Construction of the biocontainment unit was supported by grants from the federal and state governments with comprehensive funds supported by MedStar Health. In October 2022, the U.S. Department of Health and Human Services (ASPR) Administration of Strategic Preparedness and Response (ASPR) awarded Washington Medstar Hospital Center a $3 million grant to serve as a dedicated regional Emerging Special Pathogen Treatment (RESPTC) center. It was one of three sites selected to expand beyond RESPTC’s existing 10 sites across the country.
“This $3 million ASPR grant provides funding to expand the volume and type of equipment we need to care for more patients and supports our partnership with 12 regional centers for the treatment of specific pathogens,” said Craig Deatley, director of the Emergency Department. Preparedness and Interim Program Director who will manage BCU and award funds at MedStar Washington Hospital Center. “We have become a referral center for FEMA Region 3, which includes Washington, D.C., Delaware, Maryland, Pennsylvania, Virginia, and West Virginia, and we are partnering with Children’s National Hospital and Johns Hopkins to cover both pediatric and adult patients.”
When not in use for biocontainment or respiratory isolation, the unit can be configured to monitor up to 15 patients who require longer periods of care than the ED can provide but who are not sick enough to warrant inpatient admission. The place also has two private pathogen rooms where operations or labor and delivery procedures can be performed.
MedStar Health’s significant investment in the unit underscores the system’s commitment to improving and providing safe care for patients with pathogens, and is an invaluable addition to MedStar Washington Hospital Center’s portfolio of existing services such as cardiology, cancer, trauma and burns.
This really puts us at the forefront of health organizations in the United States, and our biocontainment unit is another differentiator that allows us to serve our community and expand our regional and national preparedness. “
Shane Kapler, MD, medical director, Biocontainment Unit, MedStar Washington Hospital Center
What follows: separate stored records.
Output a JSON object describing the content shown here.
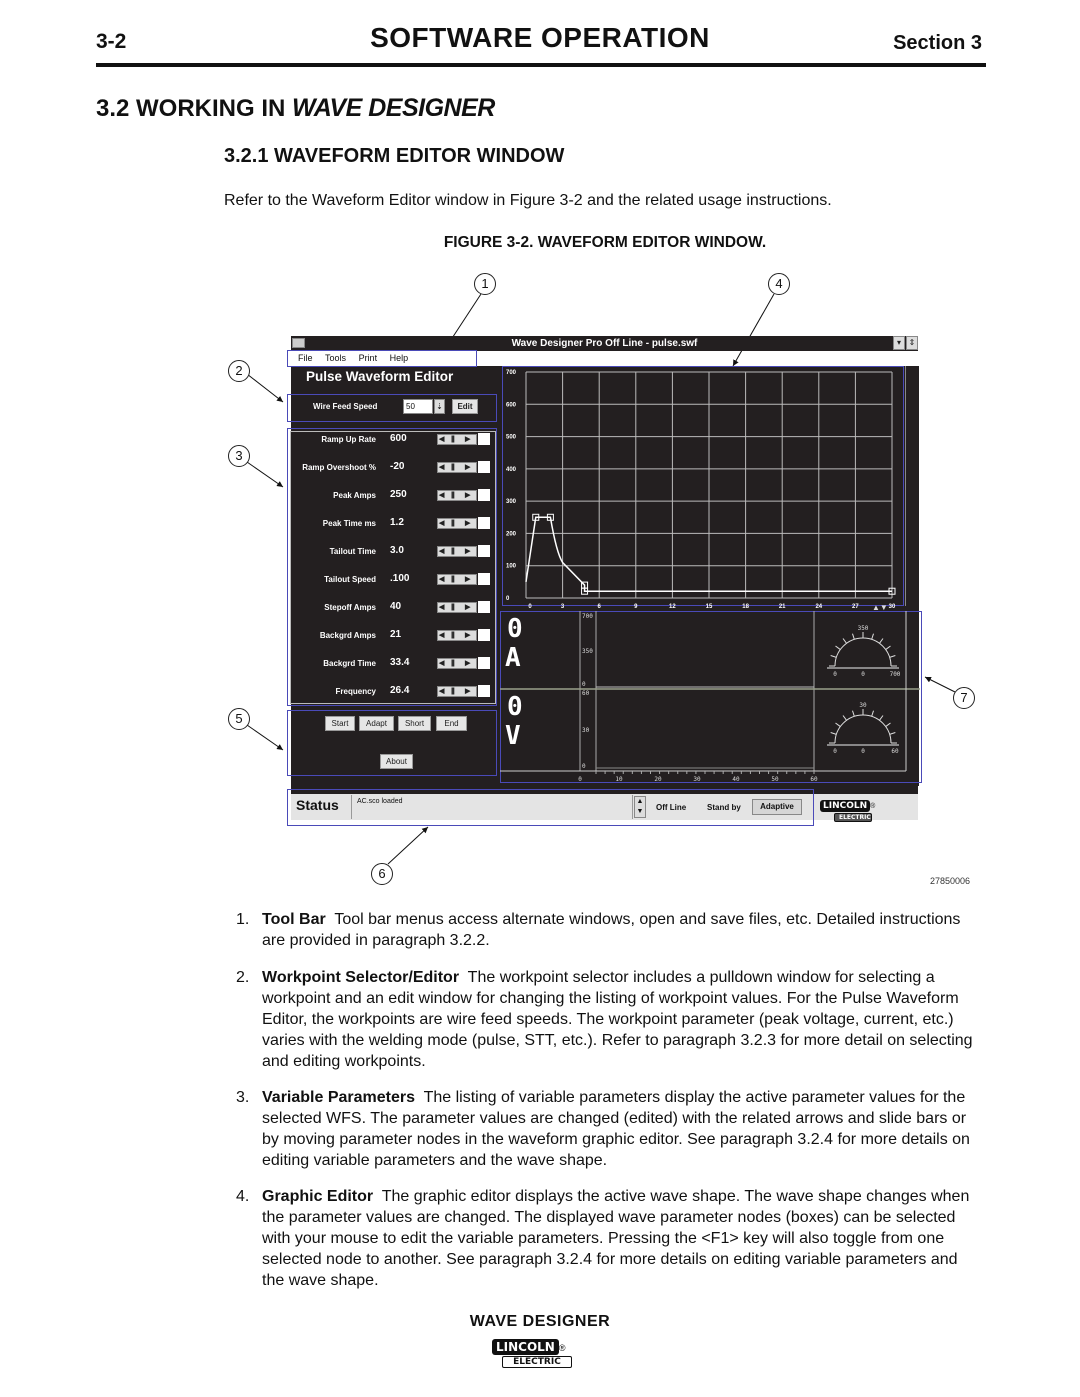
{
  "page_header": {
    "page_number": "3-2",
    "title": "SOFTWARE  OPERATION",
    "section": "Section 3"
  },
  "section_heading": {
    "prefix": "3.2 WORKING  IN",
    "brand": "WAVE DESIGNER"
  },
  "subsection_heading": "3.2.1 WAVEFORM  EDITOR  WINDOW",
  "intro_text": "Refer to the Waveform Editor window in Figure 3-2 and the related usage instructions.",
  "figure_caption": "FIGURE 3-2.  WAVEFORM EDITOR WINDOW.",
  "figure_id": "27850006",
  "callouts": [
    "1",
    "2",
    "3",
    "4",
    "5",
    "6",
    "7"
  ],
  "window": {
    "title": "Wave Designer Pro Off Line - pulse.swf",
    "menu": [
      "File",
      "Tools",
      "Print",
      "Help"
    ],
    "editor_title": "Pulse Waveform Editor",
    "workpoint": {
      "label": "Wire Feed Speed",
      "value": "50",
      "edit_label": "Edit"
    },
    "parameters": [
      {
        "label": "Ramp Up Rate",
        "value": "600"
      },
      {
        "label": "Ramp Overshoot %",
        "value": "-20"
      },
      {
        "label": "Peak Amps",
        "value": "250"
      },
      {
        "label": "Peak Time ms",
        "value": "1.2"
      },
      {
        "label": "Tailout Time",
        "value": "3.0"
      },
      {
        "label": "Tailout Speed",
        "value": ".100"
      },
      {
        "label": "Stepoff Amps",
        "value": "40"
      },
      {
        "label": "Backgrd Amps",
        "value": "21"
      },
      {
        "label": "Backgrd Time",
        "value": "33.4"
      },
      {
        "label": "Frequency",
        "value": "26.4"
      }
    ],
    "buttons": [
      "Start",
      "Adapt",
      "Short",
      "End"
    ],
    "about_label": "About",
    "status": {
      "label": "Status",
      "message": "AC.sco loaded",
      "mode": "Off Line",
      "state": "Stand by",
      "adaptive_label": "Adaptive"
    },
    "logo": {
      "top": "LINCOLN",
      "bottom": "ELECTRIC",
      "mark": "®"
    },
    "meters": {
      "amps_readout": "0",
      "amps_unit": "A",
      "volts_readout": "0",
      "volts_unit": "V",
      "amps_axis_ticks": [
        "700",
        "350",
        "0"
      ],
      "volts_axis_ticks": [
        "60",
        "30",
        "0"
      ],
      "time_axis_ticks": [
        "0",
        "10",
        "20",
        "30",
        "40",
        "50",
        "60"
      ],
      "amps_gauge": {
        "top": "350",
        "left": "0",
        "center": "0",
        "right": "700"
      },
      "volts_gauge": {
        "top": "30",
        "left": "0",
        "center": "0",
        "right": "60"
      }
    }
  },
  "chart_data": {
    "type": "line",
    "title": "",
    "xlabel": "",
    "ylabel": "",
    "xlim": [
      0,
      30
    ],
    "ylim": [
      0,
      700
    ],
    "x_ticks": [
      "0",
      "3",
      "6",
      "9",
      "12",
      "15",
      "18",
      "21",
      "24",
      "27",
      "30"
    ],
    "y_ticks": [
      "0",
      "100",
      "200",
      "300",
      "400",
      "500",
      "600",
      "700"
    ],
    "grid": true,
    "series": [
      {
        "name": "waveform",
        "points": [
          [
            0,
            50
          ],
          [
            0.8,
            250
          ],
          [
            2.0,
            250
          ],
          [
            3.0,
            110
          ],
          [
            4.8,
            40
          ],
          [
            4.8,
            21
          ],
          [
            30,
            21
          ]
        ]
      }
    ],
    "nodes": [
      [
        0.8,
        250
      ],
      [
        2.0,
        250
      ],
      [
        4.8,
        40
      ],
      [
        4.8,
        21
      ],
      [
        30,
        21
      ]
    ]
  },
  "descriptions": [
    {
      "num": "1.",
      "title": "Tool Bar",
      "text": "Tool bar menus access alternate windows, open and save files, etc. Detailed instructions are provided in paragraph 3.2.2."
    },
    {
      "num": "2.",
      "title": "Workpoint Selector/Editor",
      "text": "The workpoint selector includes a pulldown window for selecting a workpoint and an edit window for changing the listing of workpoint values. For the Pulse Waveform Editor, the workpoints are wire feed speeds. The workpoint parameter (peak voltage, current, etc.) varies with the welding mode (pulse,  STT, etc.). Refer to paragraph 3.2.3 for more detail on selecting and editing workpoints."
    },
    {
      "num": "3.",
      "title": "Variable Parameters",
      "text": "The listing of variable parameters display the active parameter values for the selected WFS. The parameter values are changed (edited) with the related arrows and slide bars or by moving parameter nodes in the waveform graphic editor. See paragraph 3.2.4 for more details on editing variable parameters and the wave shape."
    },
    {
      "num": "4.",
      "title": "Graphic Editor",
      "text": "The graphic editor displays the active wave shape. The wave shape changes when the parameter values are changed. The displayed wave parameter nodes (boxes) can be selected with your mouse to edit the variable parameters.  Pressing the <F1> key will also toggle from one selected node to another.  See paragraph 3.2.4 for more details on editing variable parameters and the wave shape."
    }
  ],
  "footer": {
    "title": "WAVE  DESIGNER",
    "logo_top": "LINCOLN",
    "logo_bottom": "ELECTRIC",
    "logo_mark": "®"
  }
}
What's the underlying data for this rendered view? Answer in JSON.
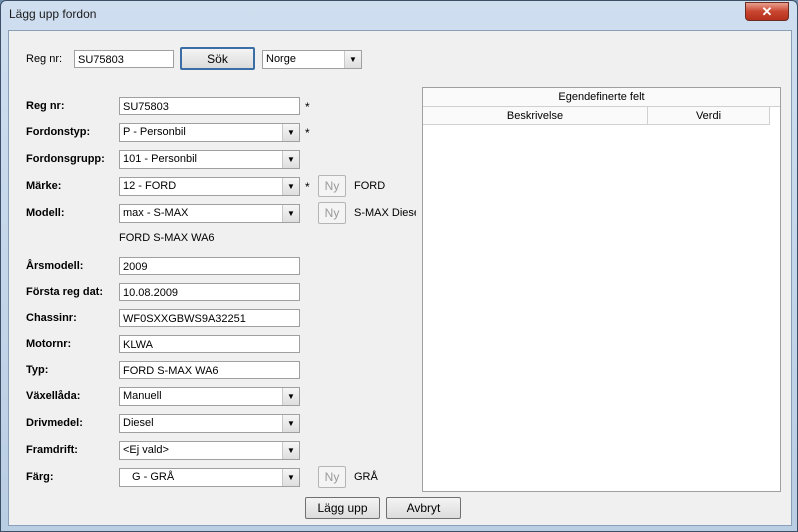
{
  "window": {
    "title": "Lägg upp fordon",
    "close_symbol": "✕"
  },
  "search": {
    "label": "Reg nr:",
    "value": "SU75803",
    "button": "Sök",
    "country": "Norge"
  },
  "form": {
    "regnr": {
      "label": "Reg nr:",
      "value": "SU75803",
      "required": "*"
    },
    "fordonstyp": {
      "label": "Fordonstyp:",
      "value": "P - Personbil",
      "required": "*"
    },
    "fordonsgrupp": {
      "label": "Fordonsgrupp:",
      "value": "101 - Personbil"
    },
    "marke": {
      "label": "Märke:",
      "value": "12 - FORD",
      "required": "*",
      "new_button": "Ny",
      "display": "FORD"
    },
    "modell": {
      "label": "Modell:",
      "value": "max - S-MAX",
      "new_button": "Ny",
      "display": "S-MAX Diese",
      "description": "FORD S-MAX WA6"
    },
    "arsmodell": {
      "label": "Årsmodell:",
      "value": "2009"
    },
    "forsta_reg": {
      "label": "Första reg dat:",
      "value": "10.08.2009"
    },
    "chassinr": {
      "label": "Chassinr:",
      "value": "WF0SXXGBWS9A32251"
    },
    "motornr": {
      "label": "Motornr:",
      "value": "KLWA"
    },
    "typ": {
      "label": "Typ:",
      "value": "FORD S-MAX WA6"
    },
    "vaxellada": {
      "label": "Växellåda:",
      "value": "Manuell"
    },
    "drivmedel": {
      "label": "Drivmedel:",
      "value": "Diesel"
    },
    "framdrift": {
      "label": "Framdrift:",
      "value": "<Ej vald>"
    },
    "farg": {
      "label": "Färg:",
      "value": "G - GRÅ",
      "new_button": "Ny",
      "display": "GRÅ"
    }
  },
  "custom_fields": {
    "title": "Egendefinerte felt",
    "columns": [
      "Beskrivelse",
      "Verdi"
    ]
  },
  "footer": {
    "save": "Lägg upp",
    "cancel": "Avbryt"
  }
}
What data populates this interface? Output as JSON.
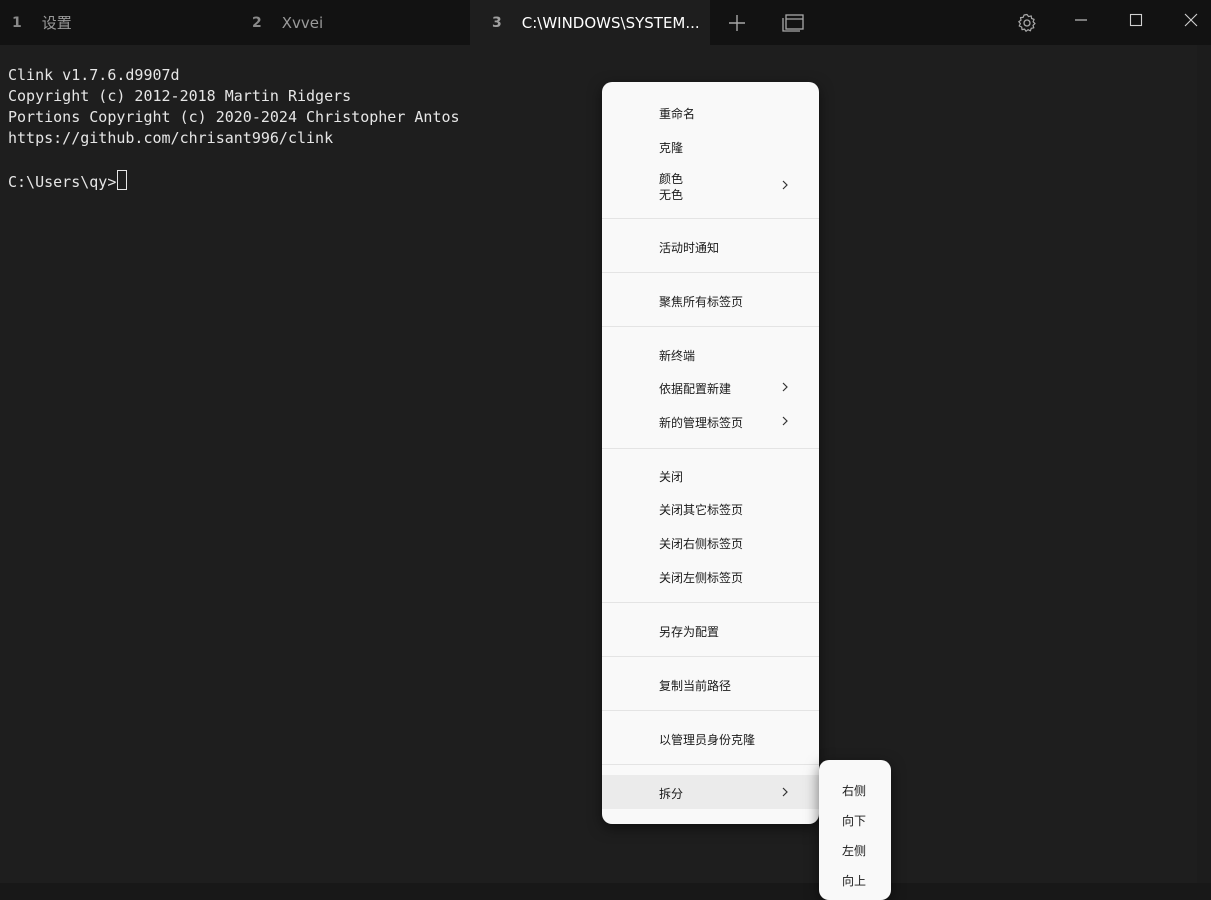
{
  "tabs": [
    {
      "num": "1",
      "title": "设置"
    },
    {
      "num": "2",
      "title": "Xvvei"
    },
    {
      "num": "3",
      "title": "C:\\WINDOWS\\SYSTEM..."
    }
  ],
  "titlebar_icons": [
    "plus-icon",
    "tab-switcher-icon",
    "gear-icon",
    "minimize-icon",
    "maximize-icon",
    "close-icon"
  ],
  "terminal": {
    "lines": [
      "Clink v1.7.6.d9907d",
      "Copyright (c) 2012-2018 Martin Ridgers",
      "Portions Copyright (c) 2020-2024 Christopher Antos",
      "https://github.com/chrisant996/clink"
    ],
    "prompt": "C:\\Users\\qy>"
  },
  "menu": {
    "rename": "重命名",
    "duplicate": "克隆",
    "color": "颜色",
    "color_value": "无色",
    "notify_on_activity": "活动时通知",
    "focus_all_tabs": "聚焦所有标签页",
    "new_terminal": "新终端",
    "new_from_profile": "依据配置新建",
    "new_admin_tab": "新的管理标签页",
    "close": "关闭",
    "close_other_tabs": "关闭其它标签页",
    "close_tabs_right": "关闭右侧标签页",
    "close_tabs_left": "关闭左侧标签页",
    "save_as_profile": "另存为配置",
    "copy_current_path": "复制当前路径",
    "duplicate_as_admin": "以管理员身份克隆",
    "split": "拆分"
  },
  "submenu": {
    "right": "右侧",
    "down": "向下",
    "left": "左侧",
    "up": "向上"
  },
  "colors": {
    "titlebar": "#121212",
    "terminal_bg": "#1e1e1e",
    "menu_bg": "#f9f9f9",
    "menu_highlight": "#ebebeb"
  }
}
MedStar Washington Hospital Center is part of the National Training and Education Center for Special Emerging Pathogens, or NETEC, where a consortium of hospitals with expertise in treating specific pathogens shares lessons learned with goals of driving best practice, closing knowledge gaps, and developing innovative resources.